Try and re-establish your sleep patterns and keep pen and paper or a journal by your bed to get persistent thoughts out of your head and onto paper, clearing your mind for sleep.
It is common after a loss to either lose your appetite or find yourself comfort eating. Try to maintain a fairly healthy and balanced diet and drink plenty of water to help to control your mood and energy levels.
Creating some form of routine can help restore some sense of control during a stressful and uncertain time, particularly in lockdown which has often disrupted our usual routines.
Be mindful of your feelings and check in with yourself at least twice a day. Limit exposure to stressful news and negative people in your life to avoid being overwhelmed.
In these difficult times, remember that you are not alone and can reach out to organisations or charities that specialise in bereavement support.
These include Dandelions Bereavement Support which brings together people to share and provide mutual support in their grief journey. If you would like to find out more, please contact me through the contact form on this website.

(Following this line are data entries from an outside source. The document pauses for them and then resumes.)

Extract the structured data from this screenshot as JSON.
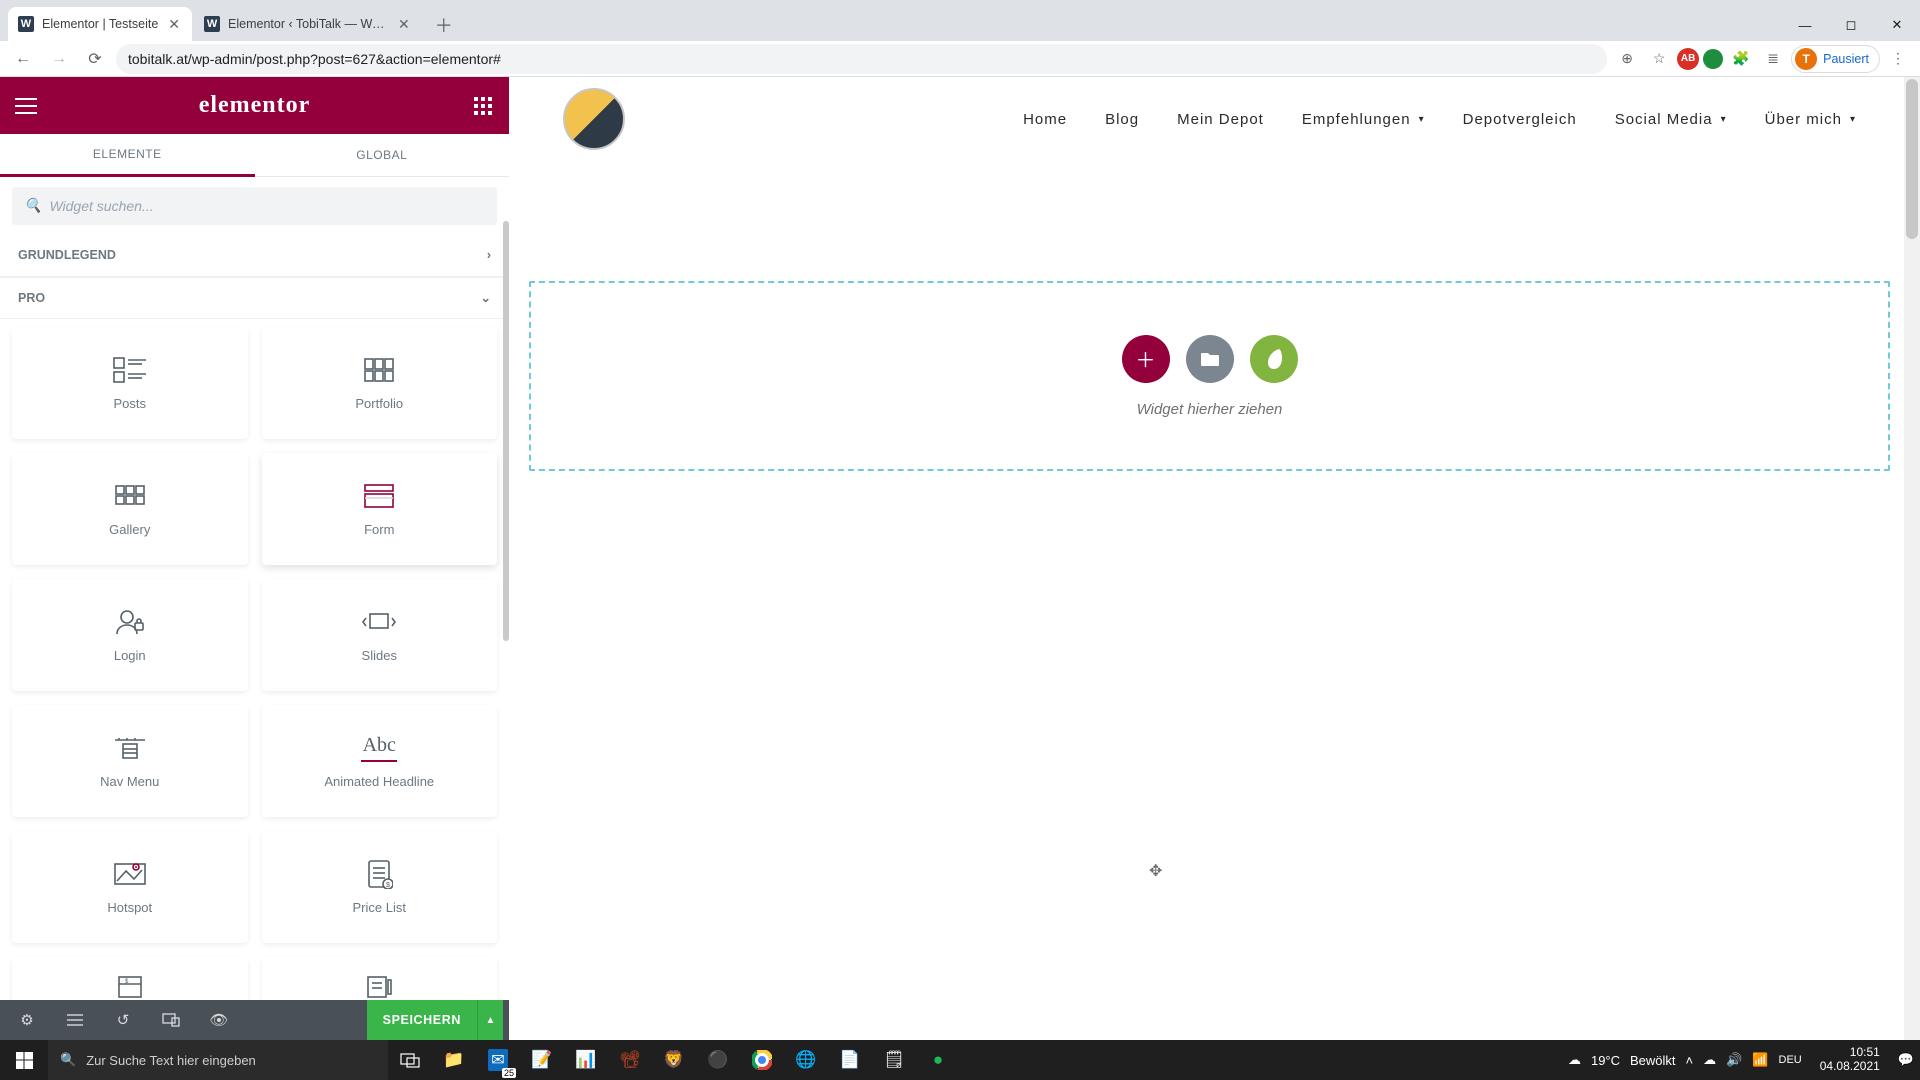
{
  "browser": {
    "tabs": [
      {
        "title": "Elementor | Testseite",
        "active": true
      },
      {
        "title": "Elementor ‹ TobiTalk — WordPre",
        "active": false
      }
    ],
    "url": "tobitalk.at/wp-admin/post.php?post=627&action=elementor#",
    "profile_letter": "T",
    "profile_state": "Pausiert"
  },
  "elementor": {
    "brand": "elementor",
    "tabs": {
      "elements": "ELEMENTE",
      "global": "GLOBAL"
    },
    "search_placeholder": "Widget suchen...",
    "categories": {
      "basic": "GRUNDLEGEND",
      "pro": "PRO"
    },
    "widgets": {
      "posts": "Posts",
      "portfolio": "Portfolio",
      "gallery": "Gallery",
      "form": "Form",
      "login": "Login",
      "slides": "Slides",
      "navmenu": "Nav Menu",
      "animhl": "Animated Headline",
      "hotspot": "Hotspot",
      "pricelist": "Price List",
      "animhl_abc": "Abc"
    },
    "save_label": "SPEICHERN",
    "dropzone_text": "Widget hierher ziehen"
  },
  "site": {
    "nav": {
      "home": "Home",
      "blog": "Blog",
      "depot": "Mein Depot",
      "empf": "Empfehlungen",
      "vergleich": "Depotvergleich",
      "social": "Social Media",
      "about": "Über mich"
    }
  },
  "taskbar": {
    "search_placeholder": "Zur Suche Text hier eingeben",
    "weather_temp": "19°C",
    "weather_cond": "Bewölkt",
    "time": "10:51",
    "date": "04.08.2021",
    "calendar_badge": "25"
  }
}
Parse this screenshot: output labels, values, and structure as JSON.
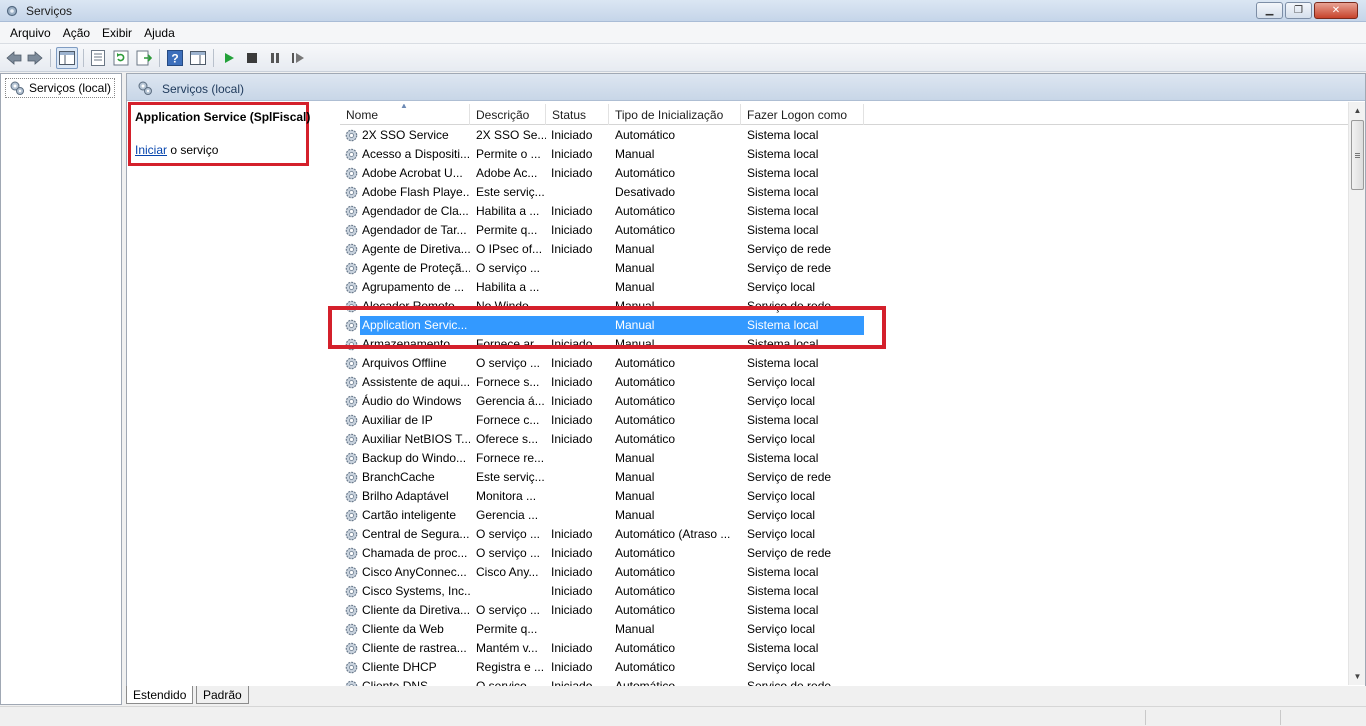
{
  "window": {
    "title": "Serviços"
  },
  "window_buttons": {
    "minimize": "▁",
    "restore": "❐",
    "close": "✕"
  },
  "menu": [
    "Arquivo",
    "Ação",
    "Exibir",
    "Ajuda"
  ],
  "tree": {
    "root_label": "Serviços (local)"
  },
  "pane": {
    "header_title": "Serviços (local)"
  },
  "details": {
    "service_title": "Application Service (SplFiscal)",
    "action_link": "Iniciar",
    "action_suffix": " o serviço"
  },
  "columns": [
    "Nome",
    "Descrição",
    "Status",
    "Tipo de Inicialização",
    "Fazer Logon como"
  ],
  "selected_row_index": 10,
  "rows": [
    {
      "name": "2X SSO Service",
      "desc": "2X SSO Se...",
      "status": "Iniciado",
      "startup": "Automático",
      "logon": "Sistema local"
    },
    {
      "name": "Acesso a Dispositi...",
      "desc": "Permite o ...",
      "status": "Iniciado",
      "startup": "Manual",
      "logon": "Sistema local"
    },
    {
      "name": "Adobe Acrobat U...",
      "desc": "Adobe Ac...",
      "status": "Iniciado",
      "startup": "Automático",
      "logon": "Sistema local"
    },
    {
      "name": "Adobe Flash Playe...",
      "desc": "Este serviç...",
      "status": "",
      "startup": "Desativado",
      "logon": "Sistema local"
    },
    {
      "name": "Agendador de Cla...",
      "desc": "Habilita a ...",
      "status": "Iniciado",
      "startup": "Automático",
      "logon": "Sistema local"
    },
    {
      "name": "Agendador de Tar...",
      "desc": "Permite q...",
      "status": "Iniciado",
      "startup": "Automático",
      "logon": "Sistema local"
    },
    {
      "name": "Agente de Diretiva...",
      "desc": "O IPsec of...",
      "status": "Iniciado",
      "startup": "Manual",
      "logon": "Serviço de rede"
    },
    {
      "name": "Agente de Proteçã...",
      "desc": "O serviço ...",
      "status": "",
      "startup": "Manual",
      "logon": "Serviço de rede"
    },
    {
      "name": "Agrupamento de ...",
      "desc": "Habilita a ...",
      "status": "",
      "startup": "Manual",
      "logon": "Serviço local"
    },
    {
      "name": "Alocador Remoto...",
      "desc": "No Windo...",
      "status": "",
      "startup": "Manual",
      "logon": "Serviço de rede"
    },
    {
      "name": "Application Servic...",
      "desc": "",
      "status": "",
      "startup": "Manual",
      "logon": "Sistema local"
    },
    {
      "name": "Armazenamento ...",
      "desc": "Fornece ar...",
      "status": "Iniciado",
      "startup": "Manual",
      "logon": "Sistema local"
    },
    {
      "name": "Arquivos Offline",
      "desc": "O serviço ...",
      "status": "Iniciado",
      "startup": "Automático",
      "logon": "Sistema local"
    },
    {
      "name": "Assistente de aqui...",
      "desc": "Fornece s...",
      "status": "Iniciado",
      "startup": "Automático",
      "logon": "Serviço local"
    },
    {
      "name": "Áudio do Windows",
      "desc": "Gerencia á...",
      "status": "Iniciado",
      "startup": "Automático",
      "logon": "Serviço local"
    },
    {
      "name": "Auxiliar de IP",
      "desc": "Fornece c...",
      "status": "Iniciado",
      "startup": "Automático",
      "logon": "Sistema local"
    },
    {
      "name": "Auxiliar NetBIOS T...",
      "desc": "Oferece s...",
      "status": "Iniciado",
      "startup": "Automático",
      "logon": "Serviço local"
    },
    {
      "name": "Backup do Windo...",
      "desc": "Fornece re...",
      "status": "",
      "startup": "Manual",
      "logon": "Sistema local"
    },
    {
      "name": "BranchCache",
      "desc": "Este serviç...",
      "status": "",
      "startup": "Manual",
      "logon": "Serviço de rede"
    },
    {
      "name": "Brilho Adaptável",
      "desc": "Monitora ...",
      "status": "",
      "startup": "Manual",
      "logon": "Serviço local"
    },
    {
      "name": "Cartão inteligente",
      "desc": "Gerencia ...",
      "status": "",
      "startup": "Manual",
      "logon": "Serviço local"
    },
    {
      "name": "Central de Segura...",
      "desc": "O serviço ...",
      "status": "Iniciado",
      "startup": "Automático (Atraso ...",
      "logon": "Serviço local"
    },
    {
      "name": "Chamada de proc...",
      "desc": "O serviço ...",
      "status": "Iniciado",
      "startup": "Automático",
      "logon": "Serviço de rede"
    },
    {
      "name": "Cisco AnyConnec...",
      "desc": "Cisco Any...",
      "status": "Iniciado",
      "startup": "Automático",
      "logon": "Sistema local"
    },
    {
      "name": "Cisco Systems, Inc...",
      "desc": "",
      "status": "Iniciado",
      "startup": "Automático",
      "logon": "Sistema local"
    },
    {
      "name": "Cliente da Diretiva...",
      "desc": "O serviço ...",
      "status": "Iniciado",
      "startup": "Automático",
      "logon": "Sistema local"
    },
    {
      "name": "Cliente da Web",
      "desc": "Permite q...",
      "status": "",
      "startup": "Manual",
      "logon": "Serviço local"
    },
    {
      "name": "Cliente de rastrea...",
      "desc": "Mantém v...",
      "status": "Iniciado",
      "startup": "Automático",
      "logon": "Sistema local"
    },
    {
      "name": "Cliente DHCP",
      "desc": "Registra e ...",
      "status": "Iniciado",
      "startup": "Automático",
      "logon": "Serviço local"
    },
    {
      "name": "Cliente DNS",
      "desc": "O serviço ...",
      "status": "Iniciado",
      "startup": "Automático",
      "logon": "Serviço de rede"
    }
  ],
  "tabs": [
    "Estendido",
    "Padrão"
  ],
  "toolbar_icons": [
    "back-icon",
    "forward-icon",
    "show-hide-tree-icon",
    "properties-icon",
    "refresh-icon",
    "export-list-icon",
    "help-icon",
    "action-pane-icon",
    "start-service-icon",
    "stop-service-icon",
    "pause-service-icon",
    "restart-service-icon"
  ]
}
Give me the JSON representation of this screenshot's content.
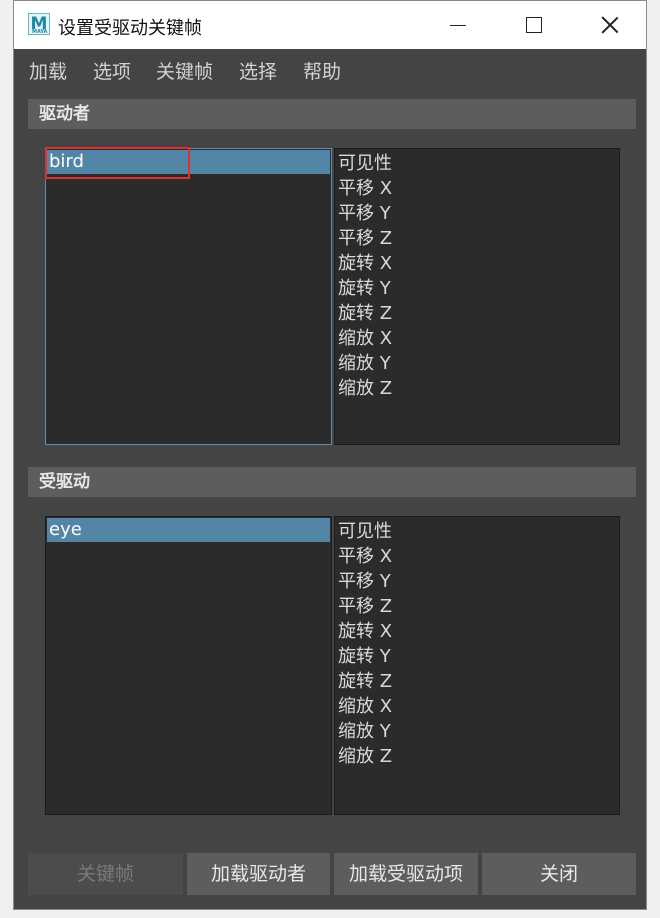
{
  "window": {
    "title": "设置受驱动关键帧",
    "app_icon_letter": "M",
    "app_icon_caption": "MAYA"
  },
  "menu": [
    "加载",
    "选项",
    "关键帧",
    "选择",
    "帮助"
  ],
  "driver": {
    "header": "驱动者",
    "objects": [
      "bird"
    ],
    "selected_object": "bird",
    "attributes": [
      "可见性",
      "平移 X",
      "平移 Y",
      "平移 Z",
      "旋转 X",
      "旋转 Y",
      "旋转 Z",
      "缩放 X",
      "缩放 Y",
      "缩放 Z"
    ]
  },
  "driven": {
    "header": "受驱动",
    "objects": [
      "eye"
    ],
    "selected_object": "eye",
    "attributes": [
      "可见性",
      "平移 X",
      "平移 Y",
      "平移 Z",
      "旋转 X",
      "旋转 Y",
      "旋转 Z",
      "缩放 X",
      "缩放 Y",
      "缩放 Z"
    ]
  },
  "buttons": {
    "key": "关键帧",
    "load_driver": "加载驱动者",
    "load_driven": "加载受驱动项",
    "close": "关闭"
  },
  "colors": {
    "panel_bg": "#444444",
    "list_bg": "#2b2b2b",
    "selection": "#5285a6",
    "highlight_outline": "#e03030"
  }
}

In conclusion, losing someone we love is never easy, but losing someone during this pandemic is extraordinarily difficult so be patient with yourself along your grief journey.
We never get over losing a loved one, but we do get through it. There will be good and bad days but your love for that person will always remain and you will never forget them. Above all, be kind and gentle with yourself and others.
For more information, advice and guidance on how we can help you with bereavement support, please call Wathall’s on 01332 345268 or fill out our contact form on our Bereavement Support tab.